  • Neurological Foundation

    21 June, 2010

    Professor Richard Faull will hold talks in Timaru on Thursday September 11 and in Nelson on Friday September 12 

    Professor Richard Faull ONZM FRSNZ Rutherford Medallist 2007  Presents: The Marvels of the Human Brain.

    How exercise, sleeping well, managing stress a balanced diet, strong networks and a mental workout can help you brain stay healthy.

    Exercise the body

  • Neurological Foundation

    21 June, 2010

    What foods can help you develop a healthy brain and decrease the risk of neurological diseases such as Alzheimer's.

  • Neurological Foundation

    7 December, 2009

    The Neurological Foundation of New Zealand awarded more than $1 million in research grants, travel grants and scholarships for its December 2009 funding round, announced on Monday, December 7.

  • Neurological Foundation

    10 March, 2008

    In the early 1900s, Sigmund Freud, Alois Alzheimer and Harvey Cushing were building their careers in neuroscience. Freud published his groundbreaking work The Interpretation of Dreams, Alzheimer identified Alzheimer’s disease, and Cushing was establishing neurosurgery as a specialty.

  • Neurological Foundation

    20 July, 2007

    A grant from the Neurological Foundation will allow researchers at the University of Canterbury to fine-tune a computer model of cerebral bloodflow that could become a tool in predicting, treating and preventing stroke.

    Professor Tim David, of the University's Centre for Bioengineering, said stroke - the death of brain cells through lack of blood - was the third greatest cause of death and the single greatest cause of disability in New Zealand.

    "Developing clinical diagnostic tools for the prediction and prevention of stroke is of the utmost importance," he said.

  • Neurological Foundation

    8 July, 2007

    What would you consider our society's most serious health problem - cancer, heart disease, HIV/Aids? In fact, brain disorders hold top place. Currently they affect as many as a billion people worldwide , that is, one thousand million people, almost a sixth of the world's total population and 25 times more people than the 39.5 million estimated to be infected with HIV/Aids.

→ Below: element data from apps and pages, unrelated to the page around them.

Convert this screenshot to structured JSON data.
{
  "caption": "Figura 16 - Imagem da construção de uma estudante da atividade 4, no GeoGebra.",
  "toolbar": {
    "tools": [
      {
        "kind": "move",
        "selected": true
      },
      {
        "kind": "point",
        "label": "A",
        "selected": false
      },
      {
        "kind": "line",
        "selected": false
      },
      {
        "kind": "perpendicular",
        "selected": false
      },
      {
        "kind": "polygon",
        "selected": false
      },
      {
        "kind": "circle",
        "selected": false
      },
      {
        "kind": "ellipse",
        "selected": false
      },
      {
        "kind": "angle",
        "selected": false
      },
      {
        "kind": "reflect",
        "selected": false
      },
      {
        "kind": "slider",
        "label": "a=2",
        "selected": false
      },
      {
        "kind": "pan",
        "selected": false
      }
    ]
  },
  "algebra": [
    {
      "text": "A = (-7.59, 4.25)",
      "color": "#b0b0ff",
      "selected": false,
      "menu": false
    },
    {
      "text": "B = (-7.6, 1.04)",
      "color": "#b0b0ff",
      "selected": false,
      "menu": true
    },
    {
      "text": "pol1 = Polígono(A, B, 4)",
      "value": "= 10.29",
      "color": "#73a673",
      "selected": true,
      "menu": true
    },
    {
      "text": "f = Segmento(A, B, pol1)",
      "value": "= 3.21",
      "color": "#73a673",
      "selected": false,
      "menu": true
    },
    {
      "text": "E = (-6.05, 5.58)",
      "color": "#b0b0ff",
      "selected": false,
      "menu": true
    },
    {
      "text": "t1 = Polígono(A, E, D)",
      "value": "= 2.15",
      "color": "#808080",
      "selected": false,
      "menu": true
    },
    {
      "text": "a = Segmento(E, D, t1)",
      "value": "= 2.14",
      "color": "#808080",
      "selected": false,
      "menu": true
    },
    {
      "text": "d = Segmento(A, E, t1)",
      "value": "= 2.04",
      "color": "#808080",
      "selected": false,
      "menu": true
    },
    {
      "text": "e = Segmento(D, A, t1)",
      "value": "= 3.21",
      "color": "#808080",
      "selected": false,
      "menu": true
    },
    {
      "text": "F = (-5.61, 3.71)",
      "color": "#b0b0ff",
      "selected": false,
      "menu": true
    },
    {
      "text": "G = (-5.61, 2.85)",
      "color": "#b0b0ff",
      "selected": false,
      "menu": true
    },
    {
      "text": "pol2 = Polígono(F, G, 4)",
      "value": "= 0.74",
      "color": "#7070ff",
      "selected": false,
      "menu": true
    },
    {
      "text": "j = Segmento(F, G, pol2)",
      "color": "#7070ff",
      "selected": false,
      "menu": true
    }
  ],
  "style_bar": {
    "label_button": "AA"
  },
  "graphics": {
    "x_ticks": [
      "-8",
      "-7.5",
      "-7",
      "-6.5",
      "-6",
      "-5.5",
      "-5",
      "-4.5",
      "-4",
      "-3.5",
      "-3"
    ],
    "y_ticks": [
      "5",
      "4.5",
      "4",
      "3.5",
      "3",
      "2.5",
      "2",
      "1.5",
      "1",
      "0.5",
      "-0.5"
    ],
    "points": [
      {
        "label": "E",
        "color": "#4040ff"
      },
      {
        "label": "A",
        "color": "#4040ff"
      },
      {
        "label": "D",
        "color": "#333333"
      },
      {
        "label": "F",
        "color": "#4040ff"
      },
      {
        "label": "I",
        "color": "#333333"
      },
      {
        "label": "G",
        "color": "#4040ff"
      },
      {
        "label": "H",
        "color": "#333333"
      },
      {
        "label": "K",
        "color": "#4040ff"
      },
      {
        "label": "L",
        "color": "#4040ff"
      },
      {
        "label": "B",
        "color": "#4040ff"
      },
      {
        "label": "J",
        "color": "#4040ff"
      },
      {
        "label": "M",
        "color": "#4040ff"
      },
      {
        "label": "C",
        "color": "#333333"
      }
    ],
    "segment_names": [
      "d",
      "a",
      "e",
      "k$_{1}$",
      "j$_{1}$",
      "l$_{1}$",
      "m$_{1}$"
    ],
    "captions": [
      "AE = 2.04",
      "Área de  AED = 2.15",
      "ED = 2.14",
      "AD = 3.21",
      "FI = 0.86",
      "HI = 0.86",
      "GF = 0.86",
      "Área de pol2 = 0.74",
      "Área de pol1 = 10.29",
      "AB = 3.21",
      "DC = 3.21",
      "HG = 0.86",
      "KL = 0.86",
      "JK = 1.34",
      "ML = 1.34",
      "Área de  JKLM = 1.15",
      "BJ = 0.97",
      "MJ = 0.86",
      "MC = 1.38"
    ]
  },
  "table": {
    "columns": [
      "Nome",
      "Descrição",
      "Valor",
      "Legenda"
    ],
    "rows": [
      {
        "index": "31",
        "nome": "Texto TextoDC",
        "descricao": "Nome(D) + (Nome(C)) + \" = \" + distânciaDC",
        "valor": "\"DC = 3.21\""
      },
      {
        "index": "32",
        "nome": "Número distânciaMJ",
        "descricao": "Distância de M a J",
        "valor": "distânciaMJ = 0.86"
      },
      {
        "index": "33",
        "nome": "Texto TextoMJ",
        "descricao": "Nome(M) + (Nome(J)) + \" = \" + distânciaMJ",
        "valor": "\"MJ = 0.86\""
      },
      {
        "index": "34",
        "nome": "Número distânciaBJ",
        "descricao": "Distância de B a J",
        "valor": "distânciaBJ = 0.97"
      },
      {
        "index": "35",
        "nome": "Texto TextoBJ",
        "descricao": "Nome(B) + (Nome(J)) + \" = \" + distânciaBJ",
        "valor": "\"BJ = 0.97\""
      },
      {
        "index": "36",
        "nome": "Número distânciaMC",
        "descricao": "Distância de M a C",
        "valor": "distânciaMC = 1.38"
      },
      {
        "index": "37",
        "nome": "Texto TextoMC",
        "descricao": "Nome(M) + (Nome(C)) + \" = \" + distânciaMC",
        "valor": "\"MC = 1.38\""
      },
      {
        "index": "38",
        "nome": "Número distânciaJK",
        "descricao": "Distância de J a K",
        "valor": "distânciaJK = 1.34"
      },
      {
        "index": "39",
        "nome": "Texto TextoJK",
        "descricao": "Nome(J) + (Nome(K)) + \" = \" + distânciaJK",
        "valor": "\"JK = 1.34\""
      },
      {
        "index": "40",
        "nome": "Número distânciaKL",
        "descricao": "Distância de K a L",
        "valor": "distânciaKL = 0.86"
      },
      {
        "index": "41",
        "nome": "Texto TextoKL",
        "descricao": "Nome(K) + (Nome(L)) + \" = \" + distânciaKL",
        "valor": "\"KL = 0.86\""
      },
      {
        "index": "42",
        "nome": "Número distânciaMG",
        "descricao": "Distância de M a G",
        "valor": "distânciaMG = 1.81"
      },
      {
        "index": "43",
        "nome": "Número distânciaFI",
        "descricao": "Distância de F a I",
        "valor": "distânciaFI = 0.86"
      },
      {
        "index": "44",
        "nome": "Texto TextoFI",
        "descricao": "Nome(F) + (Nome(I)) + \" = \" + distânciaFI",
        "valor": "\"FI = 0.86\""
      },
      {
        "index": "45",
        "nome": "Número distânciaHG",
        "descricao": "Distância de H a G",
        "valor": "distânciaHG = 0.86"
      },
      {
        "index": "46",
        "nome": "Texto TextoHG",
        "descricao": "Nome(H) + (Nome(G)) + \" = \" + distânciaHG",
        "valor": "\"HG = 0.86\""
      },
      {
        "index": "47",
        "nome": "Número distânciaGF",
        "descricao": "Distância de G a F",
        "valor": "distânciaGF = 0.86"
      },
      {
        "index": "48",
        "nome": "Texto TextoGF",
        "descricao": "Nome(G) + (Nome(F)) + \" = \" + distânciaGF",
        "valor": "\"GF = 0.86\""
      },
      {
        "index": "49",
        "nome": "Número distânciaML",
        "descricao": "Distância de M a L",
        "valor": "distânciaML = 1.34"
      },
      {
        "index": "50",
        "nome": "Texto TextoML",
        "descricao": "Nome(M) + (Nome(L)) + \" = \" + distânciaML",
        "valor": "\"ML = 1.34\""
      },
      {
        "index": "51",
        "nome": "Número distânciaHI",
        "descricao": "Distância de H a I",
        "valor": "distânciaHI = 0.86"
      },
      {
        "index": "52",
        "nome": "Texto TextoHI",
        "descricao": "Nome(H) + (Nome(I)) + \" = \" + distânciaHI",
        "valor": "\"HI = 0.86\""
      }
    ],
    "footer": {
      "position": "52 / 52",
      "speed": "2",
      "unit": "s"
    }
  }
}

  • Neurological Foundation

    4 July, 2007

    It's Annual Appeal Week!

    This year’s Appeal marks an outstanding 20-year association between the Neurological Foundation and MITRE 10, our Annual Appeal campaign sponsor. Since 1991, MITRE 10 has contributed over $1 million to the production of our Appeal. Without this sponsorship, the Foundation could simply not facilitate the campaign.

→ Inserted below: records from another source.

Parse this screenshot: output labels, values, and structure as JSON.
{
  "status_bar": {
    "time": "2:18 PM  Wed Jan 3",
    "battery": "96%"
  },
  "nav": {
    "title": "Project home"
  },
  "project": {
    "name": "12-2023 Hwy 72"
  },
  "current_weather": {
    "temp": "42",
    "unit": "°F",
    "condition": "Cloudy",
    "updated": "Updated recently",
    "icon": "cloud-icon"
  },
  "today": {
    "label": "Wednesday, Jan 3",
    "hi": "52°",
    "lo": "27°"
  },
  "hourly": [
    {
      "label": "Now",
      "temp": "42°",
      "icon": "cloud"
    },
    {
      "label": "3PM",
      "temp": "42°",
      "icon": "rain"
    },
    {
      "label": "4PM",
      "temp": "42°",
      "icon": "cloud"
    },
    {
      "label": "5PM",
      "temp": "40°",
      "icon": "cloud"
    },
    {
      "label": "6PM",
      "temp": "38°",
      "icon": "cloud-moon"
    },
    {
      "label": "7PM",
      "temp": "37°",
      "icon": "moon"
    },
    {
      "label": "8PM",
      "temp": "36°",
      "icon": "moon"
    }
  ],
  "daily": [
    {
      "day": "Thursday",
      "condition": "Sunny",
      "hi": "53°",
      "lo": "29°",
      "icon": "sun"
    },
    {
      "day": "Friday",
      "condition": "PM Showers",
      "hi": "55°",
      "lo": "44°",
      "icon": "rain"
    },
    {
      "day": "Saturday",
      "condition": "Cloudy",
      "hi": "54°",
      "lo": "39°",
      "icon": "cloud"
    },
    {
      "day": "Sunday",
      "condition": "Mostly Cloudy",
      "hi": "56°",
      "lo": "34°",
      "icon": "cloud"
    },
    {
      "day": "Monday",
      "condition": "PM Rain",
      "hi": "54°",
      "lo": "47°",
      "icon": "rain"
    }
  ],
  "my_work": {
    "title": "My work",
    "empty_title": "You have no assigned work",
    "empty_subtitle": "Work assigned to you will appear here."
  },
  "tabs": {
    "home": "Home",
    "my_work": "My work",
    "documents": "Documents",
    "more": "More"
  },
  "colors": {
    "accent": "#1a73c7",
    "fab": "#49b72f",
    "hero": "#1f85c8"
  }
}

    A BIG THANKS to MITRE 10 and their staff around the country!


    Sunday 3 July to Saturday 9 July

  • Neurological Foundation

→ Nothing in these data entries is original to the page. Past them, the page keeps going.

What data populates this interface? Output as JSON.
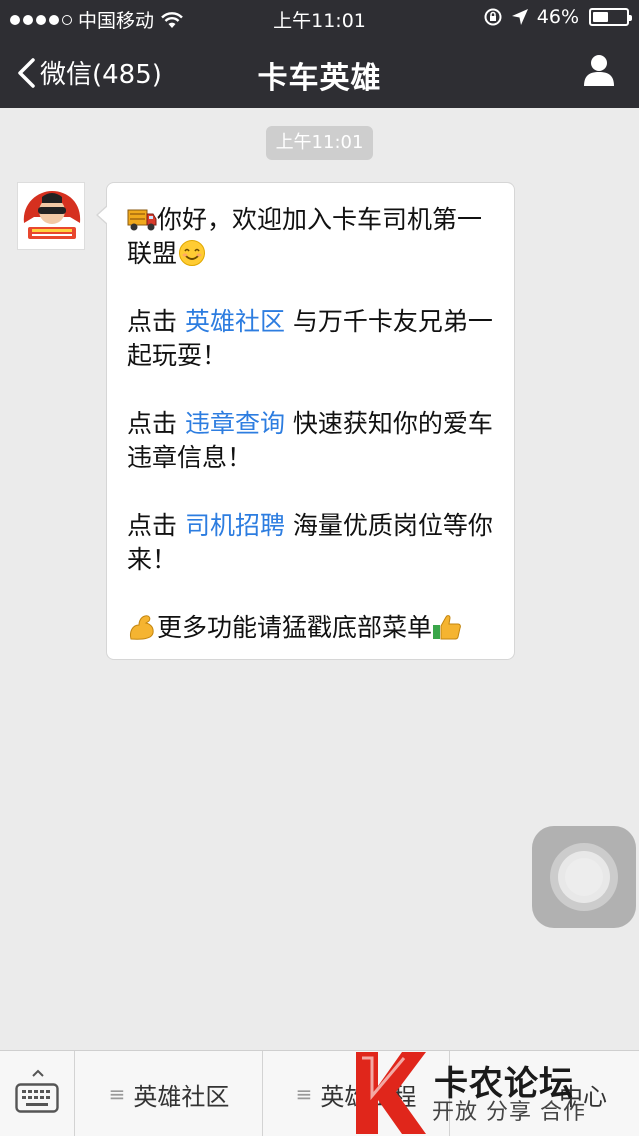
{
  "status_bar": {
    "carrier": "中国移动",
    "time": "上午11:01",
    "battery_percent": "46%",
    "battery_level": 0.46,
    "icons": [
      "signal-dots-icon",
      "wifi-icon",
      "rotation-lock-icon",
      "location-arrow-icon",
      "battery-icon"
    ]
  },
  "nav": {
    "back_label": "微信(485)",
    "title": "卡车英雄",
    "profile_icon": "person-icon"
  },
  "chat": {
    "timestamp": "上午11:01",
    "message": {
      "intro_text": "你好，欢迎加入卡车司机第一联盟",
      "line1_prefix": "点击 ",
      "line1_link": "英雄社区",
      "line1_suffix": " 与万千卡友兄弟一起玩耍！",
      "line2_prefix": "点击 ",
      "line2_link": "违章查询",
      "line2_suffix": " 快速获知你的爱车违章信息！",
      "line3_prefix": "点击 ",
      "line3_link": "司机招聘",
      "line3_suffix": " 海量优质岗位等你来！",
      "outro_text": "更多功能请猛戳底部菜单",
      "emojis": [
        "truck-emoji",
        "smile-emoji",
        "flexed-biceps-emoji",
        "thumbs-up-emoji"
      ]
    },
    "link_color": "#2d7de0"
  },
  "bottom_menu": {
    "keyboard_icon": "keyboard-icon",
    "items": [
      {
        "label": "英雄社区"
      },
      {
        "label": "英雄工程"
      },
      {
        "label": "中心"
      }
    ]
  },
  "watermark": {
    "title": "卡农论坛",
    "subtitle": "开放 分享 合作"
  }
}
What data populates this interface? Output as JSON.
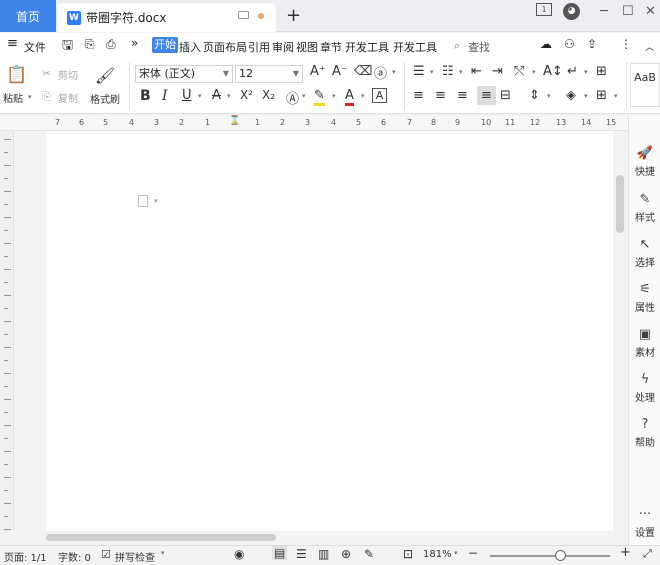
{
  "titlebar": {
    "home_tab": "首页",
    "doc_tab_name": "带圈字符.docx",
    "new_tab": "+",
    "win_buttons": [
      "─",
      "☐",
      "✕"
    ]
  },
  "menubar": {
    "file": "文件",
    "more": "»",
    "tabs": [
      "开始",
      "插入",
      "页面布局",
      "引用",
      "审阅",
      "视图",
      "章节",
      "开发工具",
      "开发工具"
    ],
    "active_tab": "开始",
    "search": "查找",
    "more_menu": "⋮"
  },
  "toolbar": {
    "paste": "粘贴",
    "cut": "剪切",
    "copy": "复制",
    "format_painter": "格式刷",
    "font_name": "宋体 (正文)",
    "font_size": "12",
    "styles_sample": "AaB"
  },
  "ruler": {
    "numbers": [
      "7",
      "6",
      "5",
      "4",
      "3",
      "2",
      "1",
      "1",
      "2",
      "3",
      "4",
      "5",
      "6",
      "7",
      "8",
      "9",
      "10",
      "11",
      "12",
      "13",
      "14",
      "15"
    ]
  },
  "sidepanel": {
    "items": [
      "快捷",
      "样式",
      "选择",
      "属性",
      "素材",
      "处理",
      "帮助"
    ],
    "settings": "设置"
  },
  "statusbar": {
    "page": "页面: 1/1",
    "wordcount": "字数: 0",
    "spellcheck": "拼写检查",
    "zoom": "181%",
    "zoom_minus": "−",
    "zoom_plus": "+"
  }
}
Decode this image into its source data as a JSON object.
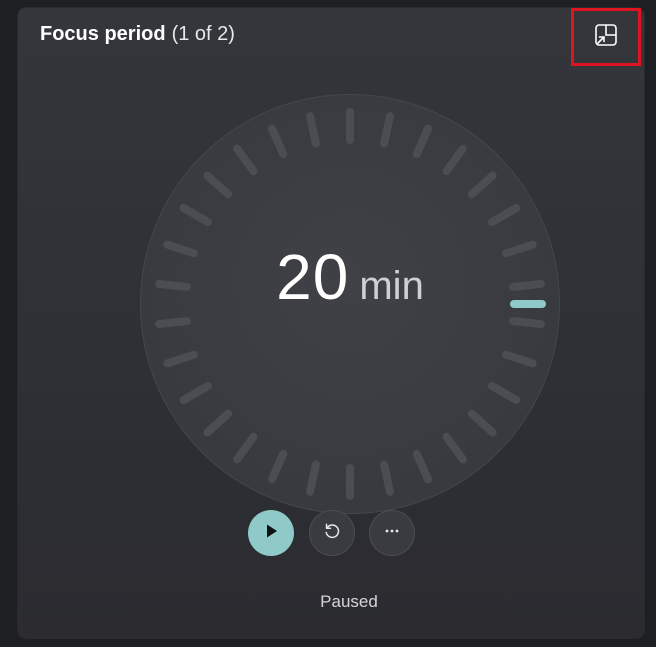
{
  "header": {
    "title": "Focus period",
    "subtitle": "(1 of 2)"
  },
  "timer": {
    "value": "20",
    "unit": "min",
    "status": "Paused",
    "progress_fraction": 0.0
  },
  "toolbar": {
    "compact_icon": "keep-on-top-icon",
    "play_icon": "play-icon",
    "reset_icon": "reset-icon",
    "more_icon": "more-icon"
  },
  "colors": {
    "accent": "#8fcac8",
    "tick": "#4b4d53",
    "highlight_border": "#e0141e"
  }
}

    3 May, 2006

    University of Auckland neuroscientists have made a significant breakthrough using adult stem cell transplantation that holds promise for the future treatment of Huntington's disease.

    The study, funded by the Neurological Foundation,and about be published in the science journal Experimental Neurology, is the first time that a viable number of adult stem cells had survived transplantation and replaced those in the brain destroyed by Huntington's disease.